- Reviewed from the 2023 Cannes Film Festival.
More than three decades have passed since Aki Kaurismäki’s so-called Proletariat Trilogy – comprising Shadows in Paradise (1986), Ariel (1988) and The Match Factory Girl (1990) – but not much has changed. In Fallen Leaves, announced ahead of its Cannes premiere as a fourth instalment in the series, the world is still various shades of grey and teal, livened up by the occasional splash of vivid colour: a woman’s bright red blazer, a dumpster of deep blue. Lonely men and women still toil away their days at dreary and precarious working-class jobs. After clocking off, they still go to bars where they drink and smoke and talk to each other in comically clipped sentences. If they talk at all, that is, as most of the time they prefer to stare solemnly ahead, letting their cigarettes smoulder while rock’n’roll plays on the jukebox or someone performs a wholly unlikely karaoke song, like Schubert’s ‘Serenade’.
Even the radios are vintage analogue models, though there’s no mistaking that it’s the present day, because all they seem to broadcast is news of Russian air strikes on Ukraine. If that’s the only thing new, perhaps Kaurismäki’s characteristic nostalgia isn’t unfounded. In any case, it also has its narrative advantages: when Ansa (Alma Pöysti) gives Holappa (Jussi Vatanen) her phone number, had she typed it into his mobile instead of writing it down on a piece of paper, the wind couldn’t have blown it away.
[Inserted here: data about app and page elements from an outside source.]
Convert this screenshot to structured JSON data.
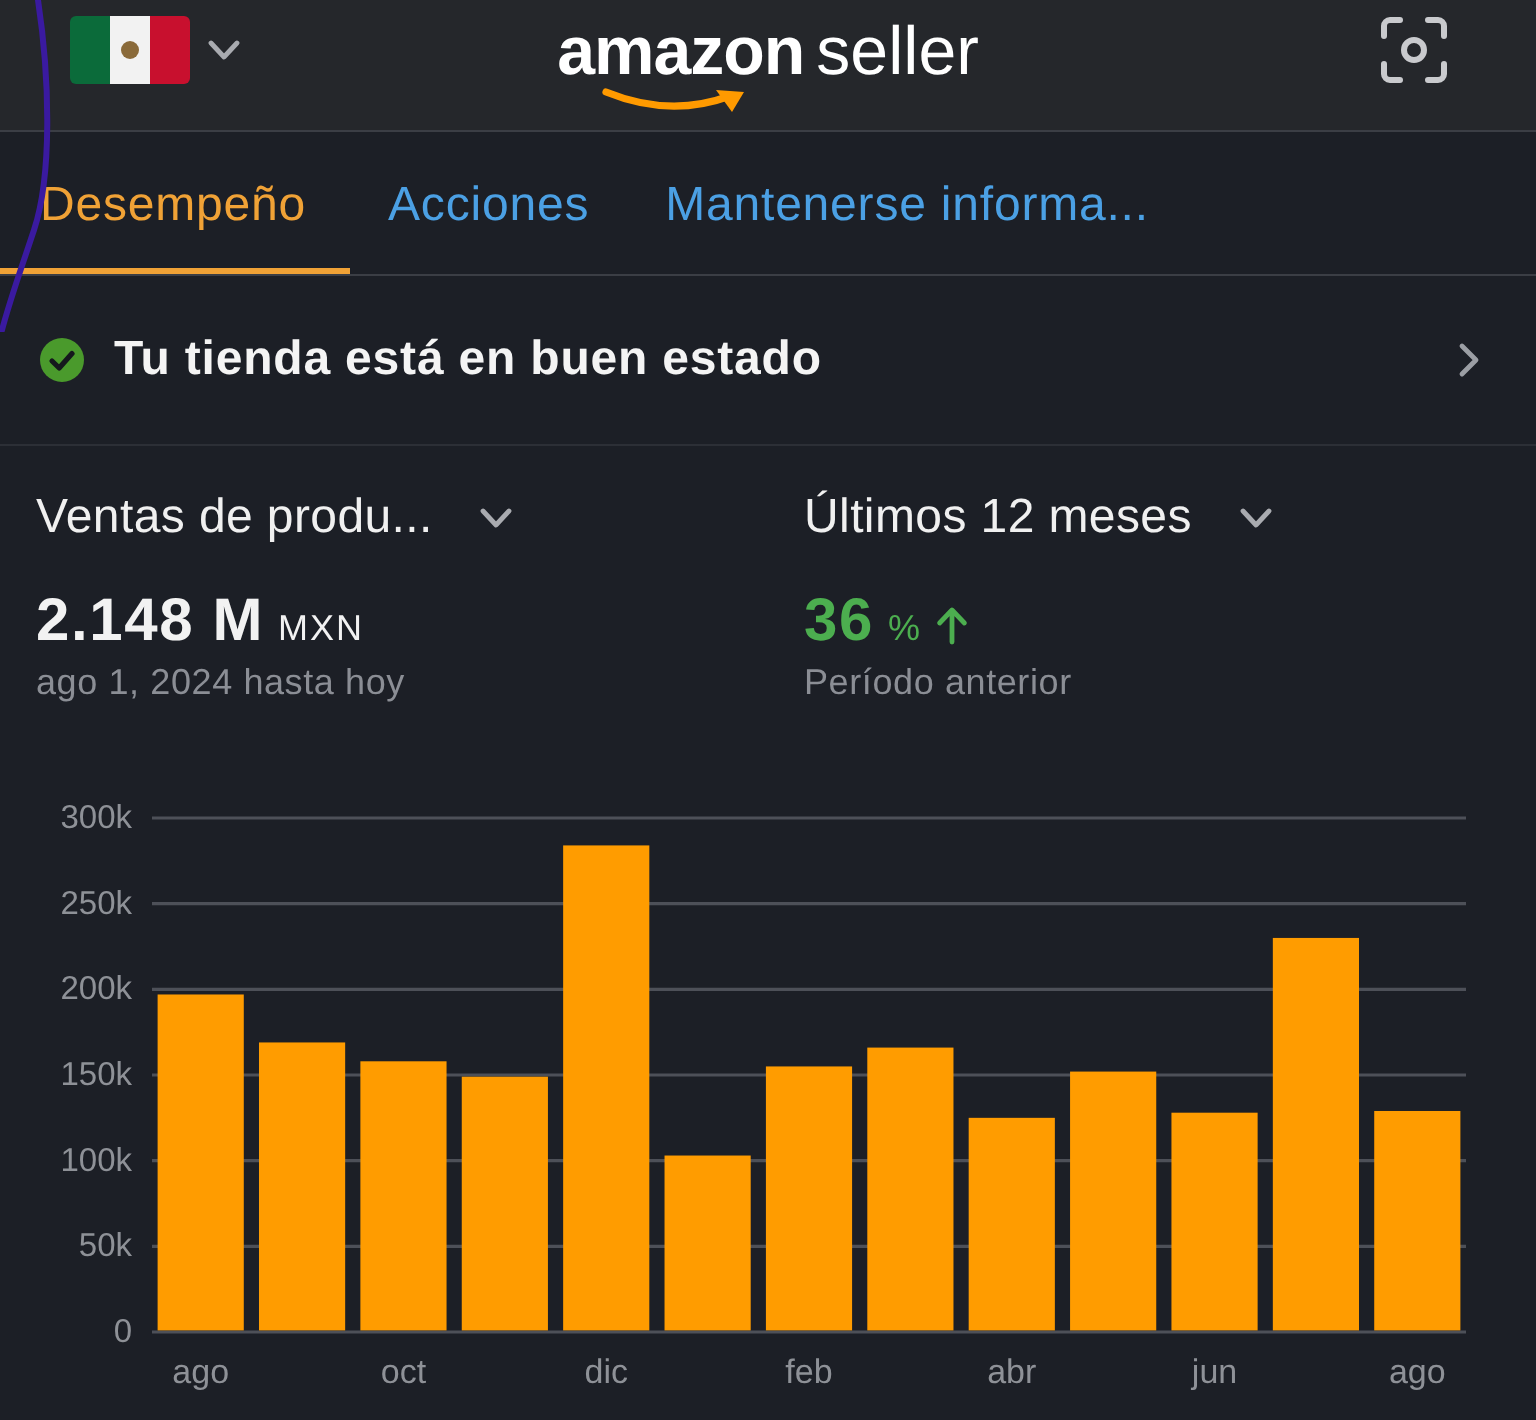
{
  "header": {
    "logo": {
      "brand": "amazon",
      "product": "seller"
    }
  },
  "tabs": [
    {
      "label": "Desempeño",
      "selected": true
    },
    {
      "label": "Acciones",
      "selected": false
    },
    {
      "label": "Mantenerse informa...",
      "selected": false
    }
  ],
  "store_status": {
    "text": "Tu tienda está en buen estado",
    "healthy": true
  },
  "metrics": [
    {
      "label": "Ventas de produ...",
      "value": "2.148 M",
      "unit": "MXN",
      "caption": "ago 1, 2024 hasta hoy"
    },
    {
      "label": "Últimos 12 meses",
      "value": "36",
      "unit": "%",
      "rising": true,
      "caption": "Período anterior"
    }
  ],
  "chart": {
    "chart_data": {
      "type": "bar",
      "grid": true,
      "categories": [
        "ago",
        null,
        "oct",
        null,
        "dic",
        null,
        "feb",
        null,
        "abr",
        null,
        "jun",
        null,
        "ago"
      ],
      "values": [
        197000,
        169000,
        158000,
        149000,
        284000,
        103000,
        155000,
        166000,
        125000,
        152000,
        128000,
        230000,
        129000
      ],
      "ylim": [
        0,
        300000
      ],
      "yticks": [
        {
          "value": 0,
          "label": "0"
        },
        {
          "value": 50000,
          "label": "50k"
        },
        {
          "value": 100000,
          "label": "100k"
        },
        {
          "value": 150000,
          "label": "150k"
        },
        {
          "value": 200000,
          "label": "200k"
        },
        {
          "value": 250000,
          "label": "250k"
        },
        {
          "value": 300000,
          "label": "300k"
        }
      ]
    }
  }
}
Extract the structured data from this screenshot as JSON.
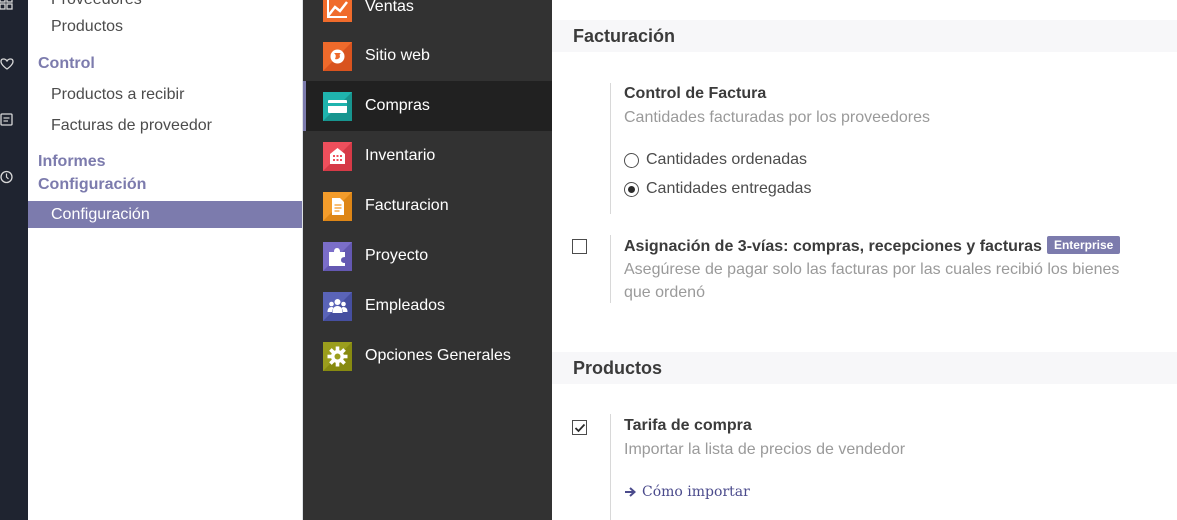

And then the film couldn’t have indulged in a charming sequence of old-school romanticism, showing the forlorn Holappa return evening after evening to the cinema where they watched The Dead Don’t Die (2019) – the clips of the zombie comedy make for a droll contrast in style that doubles as a homage to Kaurismäki’s friend and fellow nostalgist Jim Jarmusch – in the hopes of running into her again.
In the cinema lobby hangs a large poster of Robert Bresson’s L’Argent (1983) and after watching The Dead Don’t Die, someone exclaims, “It reminded me of Diary of a Country Priest (1951)!” Absurd comparison notwithstanding, Kaurismäki is an avowed disciple of Bresson and shares with him a capacity to imbue gestures with tremendous emotional power. When Holappa first meets Ansa, who has just lost two jobs in as many days, his every small act of kindness, whether it’s buying her a cinnamon roll or inviting her to see a movie, is profoundly moving. Her kiss on his cheek before parting registers like a triumphant affirmation of hope and it’s tragic when he then loses her phone number right away. But Fallen Leaves doesn’t share the grim fatalism of The Match Factory Girl and, after Holappa spends several evenings littering the pavement in front of the cinema with anxiety-ridden cigarette butts, Ansa does finally walk past.
As in all of Kaurismäki’s Proletariat films, love represents the characters’ sole possibility of transcending – or at least surviving – the grinding reality of life under capitalism. Ansa and Holappa both recognise their salvation in the other and although their relationship is sweeter and more immediately loving than those of their predecessors, it’s imperilled by Holappa’s drinking habit. He is the kind of alcoholic who hides bottles of booze at work, despite operating heavy machinery, and sneaks swigs from a hip flask whenever others turn their back. “I drink too much because I’m depressed, and I’m depressed because I drink too much,” he tells a friend. When he refuses to get on the wagon for Ansa, who already lost her father and her brother to alcohol, she leaves him. It will take a few more tragedies before he calls her to say that he is “as sober as a desert rat” and ask if she’ll take him back.
At the Berlinale in 2017, when Kaurismäki premiered The Other Side of Hope, he claimed it would be his last film. Of course, directors ranging from Steven Soderbergh to Tsai Ming-liang have announced their retirements only to go back on their word in an even shorter time span. In the case of Soderbergh and Tsai, however, their return was motivated by a desire to venture into new territory, be it thematically or stylistically. The same can’t be said for Fallen Leaves. As pleasurable as it is to revisit Kaurismäki’s distinctive vision of the world and the troubled humans who inhabit it – and at 81 minutes, the film is certainly short and sweet – one is left with the feeling of having seen it all before.